In case you haven’t figured it out yet I love reading, writing, talking, absorbing as much information about running and any other fitness related thing that I can get into. It’s what I love! However it’s also a well known fact for myself, I overthink things. If I need to put together a running schedule for myself I get bogged down in it that I become so frustrated that I just want to explode. When I’m running I’m constantly thinking Am I running too fast, too slow, shoud I be doing speed work, am I doing too much mileage, not enough?! You can see that I am very much a mental runner. It’s who I am, it’s built into me and part of my DNA. So instead of fighting it I work with it. Last year I discovered the joys of having a running coach. It really has been one of the best things I could have ever done for my running. (YAY Coach James!) I knew instantly when I got my first schedule that I was doing the right thing for me. It allowed me to run without the pressures of planning. This mental runner was able to just be a runner!
Well………recently I came across this …….
Mental Tricks for Endurance Runners and Walkers: How to excel as an endurance runner or walker by following time-tested mental tricks! By Kirk Mahoney
I’m all about anything that will effectively help me stop being such a head case! It’s one those things that won’t be replacing anything (or anyone) but rather it gives me another tool to have at my disposal.
Yogi Berra said, “Baseball is ninety percent mental and the other half is physical.” The same could be said for running. While running programs and running books often make a bow toward the mental aspect of running, e.g., the hardest distance in the race is the six inches between your ears, they almost exclusively focus on the physical aspect of the sport.
Mahoney, Kirk (2010-07-17). Mental Tricks for Endurance Runners and Walkers (Kindle Locations 2-5). . Kindle Edition.
I have to agree with this. I get in my way all the time and it’s not a physical thing its that stuff between my ears that holds me back.
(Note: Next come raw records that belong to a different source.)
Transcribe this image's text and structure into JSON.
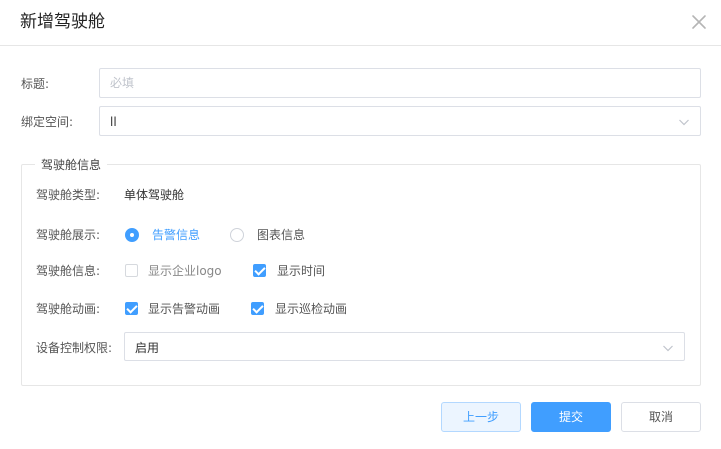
{
  "dialog": {
    "title": "新增驾驶舱",
    "close_icon": "close-icon"
  },
  "form": {
    "title_label": "标题:",
    "title_placeholder": "必填",
    "title_value": "",
    "space_label": "绑定空间:",
    "space_value": "ll"
  },
  "cockpit_info": {
    "legend": "驾驶舱信息",
    "type_label": "驾驶舱类型:",
    "type_value": "单体驾驶舱",
    "display_label": "驾驶舱展示:",
    "display_options": [
      {
        "label": "告警信息",
        "checked": true
      },
      {
        "label": "图表信息",
        "checked": false
      }
    ],
    "info_label": "驾驶舱信息:",
    "info_options": [
      {
        "label": "显示企业logo",
        "checked": false,
        "disabled": true
      },
      {
        "label": "显示时间",
        "checked": true
      }
    ],
    "animation_label": "驾驶舱动画:",
    "animation_options": [
      {
        "label": "显示告警动画",
        "checked": true
      },
      {
        "label": "显示巡检动画",
        "checked": true
      }
    ],
    "permission_label": "设备控制权限:",
    "permission_value": "启用"
  },
  "footer": {
    "prev_label": "上一步",
    "submit_label": "提交",
    "cancel_label": "取消"
  },
  "colors": {
    "accent": "#409eff",
    "border": "#dcdfe6"
  }
}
I’ve known this for years but another passage in the book really got my attention
A 2007 University of Hertfordshire study by British psychologist Richard Wiseman found that 78% of all resolutions — such as those made by many people at the start of a new year — ended in failure.
Beyond the matter of negative, unconscious beliefs contradicting (“counter-intending”) one’s conscious intents, the prefrontal cortex of the brain — just behind the forehead — could be partially to blame for this statistic because this area of the brain deals with several tasks, often simultaneously:
- keeping us focused;
- solving abstract problems;
- handling short-term memory.
So asking it to ensure that you keep your resolution to run or walk more often could be the proverbial straw that breaks the camel’s back — unless you limit your other simultaneous demands on the pre-frontal cortex.
Mahoney, Kirk (2010-07-17). Mental Tricks for Endurance Runners and Walkers (Kindle Locations 285-291). . Kindle Edition.
This is what I got from this statement, overloading ourselves with resolutions, trying to stay focused on day to day task and trying to stay on the latest and greatest diet will eventually set us up for failure. Our precious little heads can only handle so much at one time! And I am so guilty of overloading myself with wants, wishes and demands.
I must admit, I’m not finished with the book. I have gotten so much out of this little gem already I just had to share it before I could finish it. Even this first chapter really got my attention.
#6 – Introspection Endurance racing requires introspection. You must be brutally honest with yourself about many things, including:
- Whether you are completing your core training runs or walks
- Whether you are asking for help from training buddies
- Whether you are offering help to training buddies and fellow racers
- Whether you are paying attention to your running or walking pace
- Whether you are hydrating adequately
- Whether you are giving yourself sufficient time to recover from injuries
- Whether you are taking needed days off Whether you are cross-training
- Whether you are completing speed-work sessions and other supplementary runs or walks
- Whether you are eating properly
- Whether you are getting enough sleep
- Whether you are visualizing
- Whether you are stretching adequately
These introspective activities are not necessarily fun. But they are crucial to your success as an endurance racer.
Mahoney, Kirk (2010-07-17). Mental Tricks for Endurance Runners and Walkers (Kindle Locations 197-204). . Kindle Edition.
It’s not a long book, 218 pages according to Amazon, I have no clue. I read alot via my Ipad with Kindle app so sometimes I have no clue how many pages I’m working with. It’s just enough to read a little bit, think on it , rinse and repeat. Hopefully you’ll enjoy it as much as I am.